Your objective »
Read through the entries below and copy each line where "this" turns up.

Web page and app entries
= = =

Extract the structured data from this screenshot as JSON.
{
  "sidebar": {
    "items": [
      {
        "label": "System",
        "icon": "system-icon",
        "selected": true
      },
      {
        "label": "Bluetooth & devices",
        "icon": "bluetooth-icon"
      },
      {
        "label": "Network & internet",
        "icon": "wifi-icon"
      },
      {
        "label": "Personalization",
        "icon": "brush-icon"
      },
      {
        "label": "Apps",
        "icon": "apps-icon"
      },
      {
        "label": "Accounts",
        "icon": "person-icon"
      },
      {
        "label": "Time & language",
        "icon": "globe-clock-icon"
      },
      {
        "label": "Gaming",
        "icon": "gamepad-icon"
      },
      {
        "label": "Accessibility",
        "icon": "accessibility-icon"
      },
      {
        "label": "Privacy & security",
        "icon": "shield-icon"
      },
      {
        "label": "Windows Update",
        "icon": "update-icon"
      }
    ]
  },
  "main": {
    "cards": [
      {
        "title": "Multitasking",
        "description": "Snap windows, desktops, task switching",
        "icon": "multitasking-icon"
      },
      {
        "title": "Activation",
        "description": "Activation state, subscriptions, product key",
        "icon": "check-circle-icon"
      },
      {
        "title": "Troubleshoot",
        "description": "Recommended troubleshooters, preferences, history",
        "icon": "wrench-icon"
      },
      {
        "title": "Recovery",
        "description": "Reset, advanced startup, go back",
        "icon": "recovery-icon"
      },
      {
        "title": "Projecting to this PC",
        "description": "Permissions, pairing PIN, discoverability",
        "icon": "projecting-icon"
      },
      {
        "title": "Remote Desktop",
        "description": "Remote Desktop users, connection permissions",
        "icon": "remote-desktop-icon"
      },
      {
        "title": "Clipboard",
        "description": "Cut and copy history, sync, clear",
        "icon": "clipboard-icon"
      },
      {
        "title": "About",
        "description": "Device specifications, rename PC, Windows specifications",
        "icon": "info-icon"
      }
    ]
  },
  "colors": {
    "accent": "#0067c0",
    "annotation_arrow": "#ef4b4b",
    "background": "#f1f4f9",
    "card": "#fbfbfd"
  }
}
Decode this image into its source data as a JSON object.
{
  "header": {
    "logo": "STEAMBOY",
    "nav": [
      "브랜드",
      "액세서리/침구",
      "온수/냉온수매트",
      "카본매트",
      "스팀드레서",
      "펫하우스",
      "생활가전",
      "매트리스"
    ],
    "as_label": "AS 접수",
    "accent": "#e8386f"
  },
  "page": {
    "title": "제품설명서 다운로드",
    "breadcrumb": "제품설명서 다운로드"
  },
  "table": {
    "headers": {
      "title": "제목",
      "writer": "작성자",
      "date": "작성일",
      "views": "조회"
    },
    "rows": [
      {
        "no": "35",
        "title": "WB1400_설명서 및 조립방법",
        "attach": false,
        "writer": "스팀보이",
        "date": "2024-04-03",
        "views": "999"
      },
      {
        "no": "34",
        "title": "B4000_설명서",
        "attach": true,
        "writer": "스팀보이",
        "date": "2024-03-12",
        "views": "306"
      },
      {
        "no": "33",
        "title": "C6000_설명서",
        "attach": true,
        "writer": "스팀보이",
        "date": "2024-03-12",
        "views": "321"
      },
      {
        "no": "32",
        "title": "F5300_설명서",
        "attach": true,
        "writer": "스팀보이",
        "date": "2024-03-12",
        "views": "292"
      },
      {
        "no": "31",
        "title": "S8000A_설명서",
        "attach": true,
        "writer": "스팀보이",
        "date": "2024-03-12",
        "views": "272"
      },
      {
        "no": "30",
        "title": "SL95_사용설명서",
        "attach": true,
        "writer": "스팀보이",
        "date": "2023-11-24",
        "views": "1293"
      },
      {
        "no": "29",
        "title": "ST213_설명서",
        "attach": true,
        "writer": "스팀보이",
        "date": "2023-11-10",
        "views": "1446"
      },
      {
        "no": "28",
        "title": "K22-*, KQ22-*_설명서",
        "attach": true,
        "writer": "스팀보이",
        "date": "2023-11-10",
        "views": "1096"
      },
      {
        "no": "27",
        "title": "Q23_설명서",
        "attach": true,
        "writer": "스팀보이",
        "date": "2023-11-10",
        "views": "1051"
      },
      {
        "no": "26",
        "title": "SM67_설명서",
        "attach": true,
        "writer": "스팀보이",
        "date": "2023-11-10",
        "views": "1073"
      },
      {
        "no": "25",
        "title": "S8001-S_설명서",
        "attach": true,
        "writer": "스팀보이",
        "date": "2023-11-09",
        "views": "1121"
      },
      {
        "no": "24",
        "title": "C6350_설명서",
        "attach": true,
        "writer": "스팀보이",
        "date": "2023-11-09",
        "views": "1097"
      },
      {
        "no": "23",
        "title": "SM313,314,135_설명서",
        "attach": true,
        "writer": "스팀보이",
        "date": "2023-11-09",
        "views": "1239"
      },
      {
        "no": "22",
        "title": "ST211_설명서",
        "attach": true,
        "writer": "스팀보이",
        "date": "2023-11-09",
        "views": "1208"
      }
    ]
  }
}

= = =

Output of the exercise »
Extract the structured data from this screenshot as JSON.
        "title": "Projecting to this PC",
Decode this image into its source data as a JSON object.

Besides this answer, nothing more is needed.